■ Exercise objective:
Down to the final line, print the records again exactly.

■ Dataset content:
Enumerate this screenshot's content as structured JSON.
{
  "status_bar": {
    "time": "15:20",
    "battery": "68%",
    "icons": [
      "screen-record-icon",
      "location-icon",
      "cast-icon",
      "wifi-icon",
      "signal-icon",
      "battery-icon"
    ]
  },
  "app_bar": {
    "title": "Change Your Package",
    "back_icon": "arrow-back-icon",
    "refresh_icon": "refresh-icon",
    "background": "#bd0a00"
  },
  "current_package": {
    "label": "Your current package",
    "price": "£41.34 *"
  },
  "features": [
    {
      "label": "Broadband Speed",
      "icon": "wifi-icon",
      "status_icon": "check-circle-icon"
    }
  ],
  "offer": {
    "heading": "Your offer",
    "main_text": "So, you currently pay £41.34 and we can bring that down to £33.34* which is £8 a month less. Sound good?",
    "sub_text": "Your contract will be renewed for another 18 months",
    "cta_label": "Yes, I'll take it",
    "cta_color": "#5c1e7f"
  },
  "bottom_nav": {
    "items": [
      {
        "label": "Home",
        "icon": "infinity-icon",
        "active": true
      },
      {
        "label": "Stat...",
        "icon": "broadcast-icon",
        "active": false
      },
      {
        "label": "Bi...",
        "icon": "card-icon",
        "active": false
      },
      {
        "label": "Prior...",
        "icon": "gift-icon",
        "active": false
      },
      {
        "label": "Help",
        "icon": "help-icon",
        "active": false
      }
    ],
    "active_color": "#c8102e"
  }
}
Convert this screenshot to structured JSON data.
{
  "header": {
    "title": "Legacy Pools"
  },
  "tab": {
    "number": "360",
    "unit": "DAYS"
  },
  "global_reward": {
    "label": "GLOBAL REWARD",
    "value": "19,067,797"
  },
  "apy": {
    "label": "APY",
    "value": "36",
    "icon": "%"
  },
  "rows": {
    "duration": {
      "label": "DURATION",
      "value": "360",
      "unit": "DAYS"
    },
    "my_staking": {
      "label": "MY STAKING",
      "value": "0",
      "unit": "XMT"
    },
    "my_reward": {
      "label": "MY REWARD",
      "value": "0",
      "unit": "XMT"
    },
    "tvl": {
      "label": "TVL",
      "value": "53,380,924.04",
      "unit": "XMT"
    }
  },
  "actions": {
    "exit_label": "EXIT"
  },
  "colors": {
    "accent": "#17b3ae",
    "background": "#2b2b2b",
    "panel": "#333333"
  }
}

■ Result:
Enumerate this screenshot's content as structured JSON.
{
  "status_bar": {
    "time": "15:20",
    "battery": "68%",
    "icons": [
      "screen-record-icon",
      "location-icon",
      "cast-icon",
      "wifi-icon",
      "signal-icon",
      "battery-icon"
    ]
  },
  "app_bar": {
    "title": "Change Your Package",
    "back_icon": "arrow-back-icon",
    "refresh_icon": "refresh-icon",
    "background": "#bd0a00"
  },
  "current_package": {
    "label": "Your current package",
    "price": "£41.34 *"
  },
  "features": [
    {
      "label": "Broadband Speed",
      "icon": "wifi-icon",
      "status_icon": "check-circle-icon"
    }
  ],
  "offer": {
    "heading": "Your offer",
    "main_text": "So, you currently pay £41.34 and we can bring that down to £33.34* which is £8 a month less. Sound good?",
    "sub_text": "Your contract will be renewed for another 18 months",
    "cta_label": "Yes, I'll take it",
    "cta_color": "#5c1e7f"
  },
  "bottom_nav": {
    "items": [
      {
        "label": "Home",
        "icon": "infinity-icon",
        "active": true
      },
      {
        "label": "Stat...",
        "icon": "broadcast-icon",
        "active": false
      },
      {
        "label": "Bi...",
        "icon": "card-icon",
        "active": false
      },
      {
        "label": "Prior...",
        "icon": "gift-icon",
        "active": false
      },
      {
        "label": "Help",
        "icon": "help-icon",
        "active": false
      }
    ],
    "active_color": "#c8102e"
  }
}
Convert this screenshot to structured JSON data.
{
  "header": {
    "title": "Legacy Pools"
  },
  "tab": {
    "number": "360",
    "unit": "DAYS"
  },
  "global_reward": {
    "label": "GLOBAL REWARD",
    "value": "19,067,797"
  },
  "apy": {
    "label": "APY",
    "value": "36",
    "icon": "%"
  },
  "rows": {
    "duration": {
      "label": "DURATION",
      "value": "360",
      "unit": "DAYS"
    },
    "my_staking": {
      "label": "MY STAKING",
      "value": "0",
      "unit": "XMT"
    },
    "my_reward": {
      "label": "MY REWARD",
      "value": "0",
      "unit": "XMT"
    },
    "tvl": {
      "label": "TVL",
      "value": "53,380,924.04",
      "unit": "XMT"
    }
  },
  "actions": {
    "exit_label": "EXIT"
  },
  "colors": {
    "accent": "#17b3ae",
    "background": "#2b2b2b",
    "panel": "#333333"
  }
}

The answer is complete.